Romans helps us to answer those deeper questions. It would be easy to make Romans into a list of things to do or things to believe in order to better engage with culture and each other, but Romans really is the story of Christ Jesus. Romans could probably be distilled into a story that says, “For we were once alone and afraid, hungry and thirsty, but the Lord, our God, adopted us into his family in Christ, and now we live in the house of the Lord, healthy and free from now into eternity.” Romans is the story of Jesus Christ. It’s not a story about a God who expects us to agree before we are accepted or a God that requires us to be just like him now. It is a story of a God who accepts us, as we are, and calls us onward in faith. It is a story of a God who gently guides us into life. It is a story that is a model for us in the Church today. We are one family of God under grace and everyone is invited to be adopted. Paul says that the earth is pregnant with the salvation of our Lord, Jesus Christ and that we ache and we wait for its birth in us . This our hope. This is our help. This is how Christ will grow us for his purpose.

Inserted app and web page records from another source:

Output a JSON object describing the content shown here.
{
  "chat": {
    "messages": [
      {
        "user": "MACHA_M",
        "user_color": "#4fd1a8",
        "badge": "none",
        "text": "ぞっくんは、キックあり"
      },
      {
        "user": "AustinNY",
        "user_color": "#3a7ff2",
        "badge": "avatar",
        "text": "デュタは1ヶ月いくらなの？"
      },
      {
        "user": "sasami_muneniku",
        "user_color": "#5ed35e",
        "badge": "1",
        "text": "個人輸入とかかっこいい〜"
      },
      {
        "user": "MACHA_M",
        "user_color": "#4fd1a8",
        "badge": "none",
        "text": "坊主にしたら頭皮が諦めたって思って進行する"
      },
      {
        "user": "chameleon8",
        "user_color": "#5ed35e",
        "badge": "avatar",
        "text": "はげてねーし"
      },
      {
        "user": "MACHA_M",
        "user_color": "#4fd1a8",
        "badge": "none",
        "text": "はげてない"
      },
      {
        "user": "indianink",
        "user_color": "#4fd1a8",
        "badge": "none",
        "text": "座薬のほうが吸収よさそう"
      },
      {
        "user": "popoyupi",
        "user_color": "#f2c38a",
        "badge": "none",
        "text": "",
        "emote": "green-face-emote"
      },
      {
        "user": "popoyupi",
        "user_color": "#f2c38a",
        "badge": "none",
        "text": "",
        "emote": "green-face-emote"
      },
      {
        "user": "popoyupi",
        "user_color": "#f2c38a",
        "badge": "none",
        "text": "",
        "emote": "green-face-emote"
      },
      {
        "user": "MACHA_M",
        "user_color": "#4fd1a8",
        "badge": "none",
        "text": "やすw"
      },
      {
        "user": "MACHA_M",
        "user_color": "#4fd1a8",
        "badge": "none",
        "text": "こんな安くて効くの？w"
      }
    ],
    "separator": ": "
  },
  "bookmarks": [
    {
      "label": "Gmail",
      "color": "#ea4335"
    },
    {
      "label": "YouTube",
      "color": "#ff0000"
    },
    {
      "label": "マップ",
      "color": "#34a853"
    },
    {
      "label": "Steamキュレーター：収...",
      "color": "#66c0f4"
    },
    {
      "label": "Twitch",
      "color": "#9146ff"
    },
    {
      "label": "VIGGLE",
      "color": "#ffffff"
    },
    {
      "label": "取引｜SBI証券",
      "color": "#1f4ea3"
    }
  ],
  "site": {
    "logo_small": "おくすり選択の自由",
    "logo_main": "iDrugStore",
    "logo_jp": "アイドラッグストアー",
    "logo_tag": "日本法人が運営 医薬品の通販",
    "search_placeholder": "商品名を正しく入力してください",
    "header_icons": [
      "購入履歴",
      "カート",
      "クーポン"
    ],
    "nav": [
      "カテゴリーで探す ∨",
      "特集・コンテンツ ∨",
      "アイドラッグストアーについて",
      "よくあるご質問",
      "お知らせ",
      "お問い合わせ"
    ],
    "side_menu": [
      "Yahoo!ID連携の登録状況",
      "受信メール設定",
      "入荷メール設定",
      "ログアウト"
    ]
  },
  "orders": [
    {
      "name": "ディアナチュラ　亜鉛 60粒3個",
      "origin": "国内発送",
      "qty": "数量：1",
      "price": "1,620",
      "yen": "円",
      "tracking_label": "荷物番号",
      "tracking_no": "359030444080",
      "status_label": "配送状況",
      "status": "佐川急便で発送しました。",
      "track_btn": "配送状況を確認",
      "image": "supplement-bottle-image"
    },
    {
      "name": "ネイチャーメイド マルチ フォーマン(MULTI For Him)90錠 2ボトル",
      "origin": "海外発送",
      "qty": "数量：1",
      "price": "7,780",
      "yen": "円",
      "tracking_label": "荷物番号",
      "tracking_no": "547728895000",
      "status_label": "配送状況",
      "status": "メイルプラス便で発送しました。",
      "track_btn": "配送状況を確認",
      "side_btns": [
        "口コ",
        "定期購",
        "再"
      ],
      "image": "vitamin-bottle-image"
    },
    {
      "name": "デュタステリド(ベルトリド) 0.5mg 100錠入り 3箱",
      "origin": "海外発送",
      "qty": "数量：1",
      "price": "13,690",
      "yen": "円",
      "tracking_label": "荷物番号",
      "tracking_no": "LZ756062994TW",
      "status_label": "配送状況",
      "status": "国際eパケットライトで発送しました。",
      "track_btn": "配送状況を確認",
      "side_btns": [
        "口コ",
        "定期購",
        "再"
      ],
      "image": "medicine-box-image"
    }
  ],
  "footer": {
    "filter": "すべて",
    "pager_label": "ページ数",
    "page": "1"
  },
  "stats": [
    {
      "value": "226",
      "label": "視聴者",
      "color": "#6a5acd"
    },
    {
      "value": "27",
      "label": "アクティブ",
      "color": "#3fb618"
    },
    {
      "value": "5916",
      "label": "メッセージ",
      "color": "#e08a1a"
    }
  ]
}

So the Roman churches were a lot like us. They were small. They were full of families. They were full of conflict. But they weren’t just full of families, they were family. They had all been adopted by God, into one family, and now they are made for each other.
Today we celebrate Becky’s amazing surgery results. We prayed for healing and health and we have seen the first fruits of that recovery. Becky is always doing fun things. A couple of weeks ago, some of you know, that Becky and Linda’s grandchildren had an adoption ceremony of their own. Avery, Aiden, and Kylie adopted Becky as their great aunt. They said some special words together, acknowledging that they are now a family with the clinking of orange juice in some very-nice wine glasses. As they toasted each other, they made it their vow to be a family together.
This is our call as a church. We, also, have an adoption ceremony. It’s called baptism and, by it, we are united with Christ, and each other, as a family. Paul says that we are heirs together with Christ, himself, heirs of the kingdom of God . When we are baptized and we clink glasses at the communion table together (maybe I should say when we share the one loaf or the one cup)… that grace that we don’t understand, that grace that is mysterious beyond all understanding, that grace shows up and goes along with the humble elements of bread and wine and water. When we are baptized and when we take communion, when we do this we are united together, no matter how different we are. No matter what, we are united, and that is our hope for better days.
And so, as we hear this story of Jesus in Romans for these next nine weeks, when we hear a story of Jesus that has no shepherds or wise men, no fishing or Emmaus, a story that is nothing less than a story of God’s sacrificial love and the unity for all people, everywhere, as we hear Paul’s testimony to Christ, may we have the courage to love,the courage to hope, may we have the courage to be family. Because our hope for better days is found in being in this family of God, in our Lord Jesus Christ. Amen.
Recommended reading based on the sermon:
When in Romans by Beverly Gaventa (especially the introduction)